Count the lines below that include the word "title", then give that number and no other words.

§ Excerpts from an interface dataset
....

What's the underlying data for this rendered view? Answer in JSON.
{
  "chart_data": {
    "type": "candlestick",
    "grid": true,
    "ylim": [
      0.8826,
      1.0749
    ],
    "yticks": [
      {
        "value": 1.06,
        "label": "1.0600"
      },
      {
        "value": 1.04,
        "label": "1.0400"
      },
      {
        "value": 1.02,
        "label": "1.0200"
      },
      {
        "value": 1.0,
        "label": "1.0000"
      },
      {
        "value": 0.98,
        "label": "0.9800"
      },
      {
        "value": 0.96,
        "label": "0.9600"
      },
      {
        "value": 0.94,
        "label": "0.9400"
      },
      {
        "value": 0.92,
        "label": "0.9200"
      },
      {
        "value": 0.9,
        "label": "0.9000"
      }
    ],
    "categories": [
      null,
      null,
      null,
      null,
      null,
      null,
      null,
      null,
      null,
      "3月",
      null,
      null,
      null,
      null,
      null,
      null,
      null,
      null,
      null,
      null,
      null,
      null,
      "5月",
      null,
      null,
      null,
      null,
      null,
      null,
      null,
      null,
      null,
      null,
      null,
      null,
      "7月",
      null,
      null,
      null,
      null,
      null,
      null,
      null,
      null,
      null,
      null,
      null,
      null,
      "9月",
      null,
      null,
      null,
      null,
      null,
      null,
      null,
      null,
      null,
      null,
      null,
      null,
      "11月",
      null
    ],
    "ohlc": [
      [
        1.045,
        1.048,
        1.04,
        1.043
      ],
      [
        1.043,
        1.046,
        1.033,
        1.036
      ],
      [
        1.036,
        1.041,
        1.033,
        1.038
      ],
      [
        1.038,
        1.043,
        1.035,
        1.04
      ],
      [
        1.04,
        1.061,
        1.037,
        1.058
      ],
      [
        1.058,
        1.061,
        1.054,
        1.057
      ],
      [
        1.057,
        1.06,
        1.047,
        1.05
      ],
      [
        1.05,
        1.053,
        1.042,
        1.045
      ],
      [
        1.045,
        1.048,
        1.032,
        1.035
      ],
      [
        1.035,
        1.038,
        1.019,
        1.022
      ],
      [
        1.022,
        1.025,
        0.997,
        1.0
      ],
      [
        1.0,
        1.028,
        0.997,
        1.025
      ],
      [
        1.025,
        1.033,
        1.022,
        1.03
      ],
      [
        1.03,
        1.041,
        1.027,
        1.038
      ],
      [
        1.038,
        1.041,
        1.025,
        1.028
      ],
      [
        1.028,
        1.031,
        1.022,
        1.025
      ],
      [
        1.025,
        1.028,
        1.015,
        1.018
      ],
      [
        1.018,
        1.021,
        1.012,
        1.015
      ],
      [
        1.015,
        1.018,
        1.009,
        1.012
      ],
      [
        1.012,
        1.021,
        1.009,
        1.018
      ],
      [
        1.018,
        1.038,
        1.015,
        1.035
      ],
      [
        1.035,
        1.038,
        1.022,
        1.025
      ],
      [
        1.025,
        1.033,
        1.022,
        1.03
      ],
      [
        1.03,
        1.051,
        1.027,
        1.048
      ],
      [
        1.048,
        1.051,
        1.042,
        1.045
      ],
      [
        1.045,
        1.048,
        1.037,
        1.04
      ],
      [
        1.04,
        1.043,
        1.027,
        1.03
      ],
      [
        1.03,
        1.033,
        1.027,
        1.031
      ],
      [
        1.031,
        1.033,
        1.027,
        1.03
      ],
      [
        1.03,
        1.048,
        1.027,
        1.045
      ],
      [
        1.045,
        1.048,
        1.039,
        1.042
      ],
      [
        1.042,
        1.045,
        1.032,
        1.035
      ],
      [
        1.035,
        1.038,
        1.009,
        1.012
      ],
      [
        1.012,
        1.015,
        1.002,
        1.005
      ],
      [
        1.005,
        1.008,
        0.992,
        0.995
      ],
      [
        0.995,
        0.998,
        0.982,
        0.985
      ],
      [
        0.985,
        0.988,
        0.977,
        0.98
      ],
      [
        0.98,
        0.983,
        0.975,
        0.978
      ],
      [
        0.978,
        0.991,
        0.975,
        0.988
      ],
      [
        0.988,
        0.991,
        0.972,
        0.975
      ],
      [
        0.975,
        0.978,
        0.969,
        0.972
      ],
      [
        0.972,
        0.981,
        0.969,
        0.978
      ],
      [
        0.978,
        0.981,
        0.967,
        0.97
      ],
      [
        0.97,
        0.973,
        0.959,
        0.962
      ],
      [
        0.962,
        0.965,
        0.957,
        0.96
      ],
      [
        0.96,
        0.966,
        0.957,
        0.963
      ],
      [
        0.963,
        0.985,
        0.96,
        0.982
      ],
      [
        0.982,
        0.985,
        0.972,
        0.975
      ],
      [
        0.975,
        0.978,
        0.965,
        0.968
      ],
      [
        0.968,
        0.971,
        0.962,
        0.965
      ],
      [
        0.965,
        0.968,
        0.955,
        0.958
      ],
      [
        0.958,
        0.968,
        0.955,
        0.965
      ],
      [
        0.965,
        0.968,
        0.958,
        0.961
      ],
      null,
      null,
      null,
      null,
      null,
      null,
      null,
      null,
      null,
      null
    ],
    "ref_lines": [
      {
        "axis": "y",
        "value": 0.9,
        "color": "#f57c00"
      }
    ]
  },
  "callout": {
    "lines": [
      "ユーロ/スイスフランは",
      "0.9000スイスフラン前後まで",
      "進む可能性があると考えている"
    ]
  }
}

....

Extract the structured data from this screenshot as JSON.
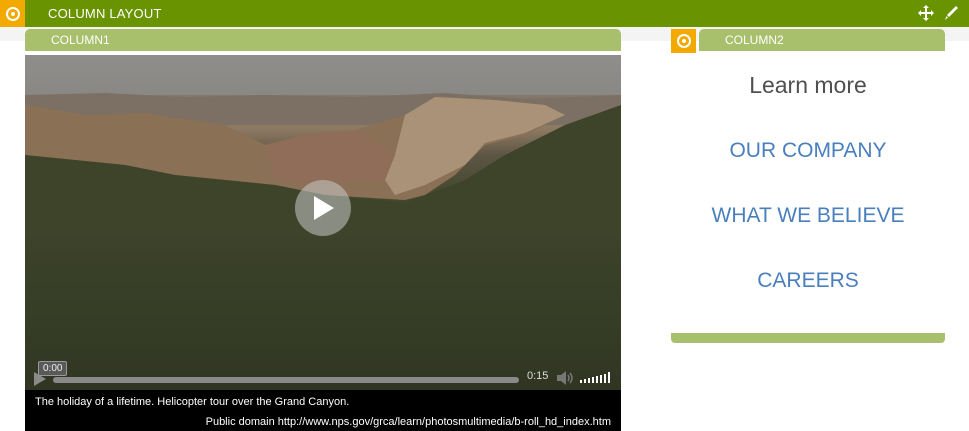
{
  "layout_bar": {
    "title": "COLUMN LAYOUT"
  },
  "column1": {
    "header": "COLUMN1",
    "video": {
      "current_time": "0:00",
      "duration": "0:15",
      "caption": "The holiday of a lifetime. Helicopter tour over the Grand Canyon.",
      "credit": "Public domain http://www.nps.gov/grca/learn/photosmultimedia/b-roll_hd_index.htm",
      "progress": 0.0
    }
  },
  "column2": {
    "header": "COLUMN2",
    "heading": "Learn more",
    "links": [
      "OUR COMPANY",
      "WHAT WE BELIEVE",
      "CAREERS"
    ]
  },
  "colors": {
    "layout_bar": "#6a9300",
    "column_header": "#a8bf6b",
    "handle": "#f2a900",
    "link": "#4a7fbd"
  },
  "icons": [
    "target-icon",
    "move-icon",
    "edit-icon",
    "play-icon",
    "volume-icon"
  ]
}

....

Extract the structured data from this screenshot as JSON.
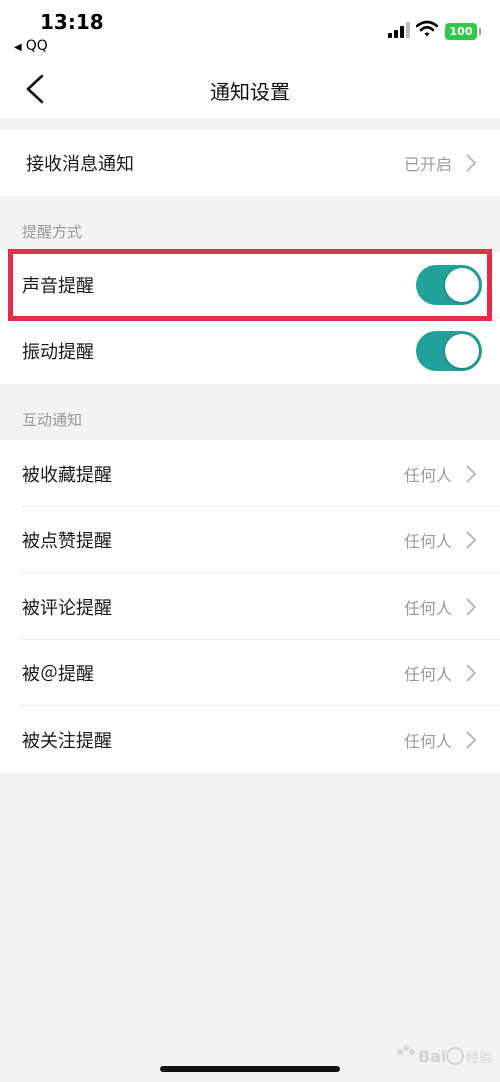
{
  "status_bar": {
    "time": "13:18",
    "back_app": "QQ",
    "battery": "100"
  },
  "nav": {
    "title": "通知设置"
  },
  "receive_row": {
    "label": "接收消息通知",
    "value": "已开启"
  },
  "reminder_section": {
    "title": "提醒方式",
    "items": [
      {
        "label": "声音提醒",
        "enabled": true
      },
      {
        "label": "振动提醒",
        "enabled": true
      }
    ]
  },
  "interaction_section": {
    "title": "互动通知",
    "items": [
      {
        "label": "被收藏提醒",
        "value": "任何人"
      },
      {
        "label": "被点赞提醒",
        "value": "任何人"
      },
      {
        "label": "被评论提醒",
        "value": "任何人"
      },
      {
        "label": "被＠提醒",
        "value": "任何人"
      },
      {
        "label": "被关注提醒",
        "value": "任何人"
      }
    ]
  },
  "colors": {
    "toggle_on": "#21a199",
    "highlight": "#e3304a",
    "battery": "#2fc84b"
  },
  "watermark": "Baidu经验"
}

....

§ Result for this task
4